What needs to be done:
An exact copy of every record is the required answer.

-- Listed records follows --

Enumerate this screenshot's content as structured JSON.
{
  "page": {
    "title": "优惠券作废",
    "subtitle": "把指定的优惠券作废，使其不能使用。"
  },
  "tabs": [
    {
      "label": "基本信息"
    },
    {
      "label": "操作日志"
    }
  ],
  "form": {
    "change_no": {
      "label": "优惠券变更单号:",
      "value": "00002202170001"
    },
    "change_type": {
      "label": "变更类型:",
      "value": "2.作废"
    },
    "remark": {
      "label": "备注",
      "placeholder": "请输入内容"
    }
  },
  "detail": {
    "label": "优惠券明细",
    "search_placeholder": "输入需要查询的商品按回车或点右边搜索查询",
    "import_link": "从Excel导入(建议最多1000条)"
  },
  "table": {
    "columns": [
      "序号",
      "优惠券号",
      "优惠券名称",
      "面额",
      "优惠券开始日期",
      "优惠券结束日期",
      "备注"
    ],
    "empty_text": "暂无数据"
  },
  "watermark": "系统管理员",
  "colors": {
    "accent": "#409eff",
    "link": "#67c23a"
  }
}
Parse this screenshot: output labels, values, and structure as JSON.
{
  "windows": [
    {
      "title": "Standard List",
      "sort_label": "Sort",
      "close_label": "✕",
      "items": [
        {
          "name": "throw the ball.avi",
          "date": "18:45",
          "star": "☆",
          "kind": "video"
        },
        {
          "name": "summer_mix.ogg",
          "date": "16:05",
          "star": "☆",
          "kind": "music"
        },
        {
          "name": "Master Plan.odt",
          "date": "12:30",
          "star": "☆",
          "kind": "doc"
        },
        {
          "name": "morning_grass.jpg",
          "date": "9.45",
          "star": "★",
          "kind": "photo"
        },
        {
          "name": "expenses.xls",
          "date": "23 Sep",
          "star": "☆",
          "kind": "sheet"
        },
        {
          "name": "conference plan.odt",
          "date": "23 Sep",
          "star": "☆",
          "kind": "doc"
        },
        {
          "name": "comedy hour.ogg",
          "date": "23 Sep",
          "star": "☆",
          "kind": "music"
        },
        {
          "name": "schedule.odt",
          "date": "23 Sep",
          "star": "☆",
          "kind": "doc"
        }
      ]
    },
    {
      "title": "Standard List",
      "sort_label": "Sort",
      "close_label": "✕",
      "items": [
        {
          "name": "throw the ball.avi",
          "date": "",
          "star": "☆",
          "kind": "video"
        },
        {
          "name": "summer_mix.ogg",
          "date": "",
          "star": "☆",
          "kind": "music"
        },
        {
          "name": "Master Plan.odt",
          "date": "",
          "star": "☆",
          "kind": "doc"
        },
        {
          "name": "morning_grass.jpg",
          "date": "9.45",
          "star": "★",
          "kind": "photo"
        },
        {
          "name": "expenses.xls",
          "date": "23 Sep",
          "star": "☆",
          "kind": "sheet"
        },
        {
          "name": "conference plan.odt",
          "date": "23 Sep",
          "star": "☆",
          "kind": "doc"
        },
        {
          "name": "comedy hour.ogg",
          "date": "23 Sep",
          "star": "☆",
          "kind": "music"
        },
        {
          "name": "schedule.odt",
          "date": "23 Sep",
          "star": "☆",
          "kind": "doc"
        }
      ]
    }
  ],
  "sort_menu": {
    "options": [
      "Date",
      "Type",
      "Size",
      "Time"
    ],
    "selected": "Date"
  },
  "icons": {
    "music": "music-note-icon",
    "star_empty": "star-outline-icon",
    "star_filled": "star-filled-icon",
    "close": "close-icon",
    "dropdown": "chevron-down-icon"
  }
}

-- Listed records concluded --

Solution to the problem:
Enumerate this screenshot's content as structured JSON.
{
  "page": {
    "title": "优惠券作废",
    "subtitle": "把指定的优惠券作废，使其不能使用。"
  },
  "tabs": [
    {
      "label": "基本信息"
    },
    {
      "label": "操作日志"
    }
  ],
  "form": {
    "change_no": {
      "label": "优惠券变更单号:",
      "value": "00002202170001"
    },
    "change_type": {
      "label": "变更类型:",
      "value": "2.作废"
    },
    "remark": {
      "label": "备注",
      "placeholder": "请输入内容"
    }
  },
  "detail": {
    "label": "优惠券明细",
    "search_placeholder": "输入需要查询的商品按回车或点右边搜索查询",
    "import_link": "从Excel导入(建议最多1000条)"
  },
  "table": {
    "columns": [
      "序号",
      "优惠券号",
      "优惠券名称",
      "面额",
      "优惠券开始日期",
      "优惠券结束日期",
      "备注"
    ],
    "empty_text": "暂无数据"
  },
  "watermark": "系统管理员",
  "colors": {
    "accent": "#409eff",
    "link": "#67c23a"
  }
}
Parse this screenshot: output labels, values, and structure as JSON.
{
  "windows": [
    {
      "title": "Standard List",
      "sort_label": "Sort",
      "close_label": "✕",
      "items": [
        {
          "name": "throw the ball.avi",
          "date": "18:45",
          "star": "☆",
          "kind": "video"
        },
        {
          "name": "summer_mix.ogg",
          "date": "16:05",
          "star": "☆",
          "kind": "music"
        },
        {
          "name": "Master Plan.odt",
          "date": "12:30",
          "star": "☆",
          "kind": "doc"
        },
        {
          "name": "morning_grass.jpg",
          "date": "9.45",
          "star": "★",
          "kind": "photo"
        },
        {
          "name": "expenses.xls",
          "date": "23 Sep",
          "star": "☆",
          "kind": "sheet"
        },
        {
          "name": "conference plan.odt",
          "date": "23 Sep",
          "star": "☆",
          "kind": "doc"
        },
        {
          "name": "comedy hour.ogg",
          "date": "23 Sep",
          "star": "☆",
          "kind": "music"
        },
        {
          "name": "schedule.odt",
          "date": "23 Sep",
          "star": "☆",
          "kind": "doc"
        }
      ]
    },
    {
      "title": "Standard List",
      "sort_label": "Sort",
      "close_label": "✕",
      "items": [
        {
          "name": "throw the ball.avi",
          "date": "",
          "star": "☆",
          "kind": "video"
        },
        {
          "name": "summer_mix.ogg",
          "date": "",
          "star": "☆",
          "kind": "music"
        },
        {
          "name": "Master Plan.odt",
          "date": "",
          "star": "☆",
          "kind": "doc"
        },
        {
          "name": "morning_grass.jpg",
          "date": "9.45",
          "star": "★",
          "kind": "photo"
        },
        {
          "name": "expenses.xls",
          "date": "23 Sep",
          "star": "☆",
          "kind": "sheet"
        },
        {
          "name": "conference plan.odt",
          "date": "23 Sep",
          "star": "☆",
          "kind": "doc"
        },
        {
          "name": "comedy hour.ogg",
          "date": "23 Sep",
          "star": "☆",
          "kind": "music"
        },
        {
          "name": "schedule.odt",
          "date": "23 Sep",
          "star": "☆",
          "kind": "doc"
        }
      ]
    }
  ],
  "sort_menu": {
    "options": [
      "Date",
      "Type",
      "Size",
      "Time"
    ],
    "selected": "Date"
  },
  "icons": {
    "music": "music-note-icon",
    "star_empty": "star-outline-icon",
    "star_filled": "star-filled-icon",
    "close": "close-icon",
    "dropdown": "chevron-down-icon"
  }
}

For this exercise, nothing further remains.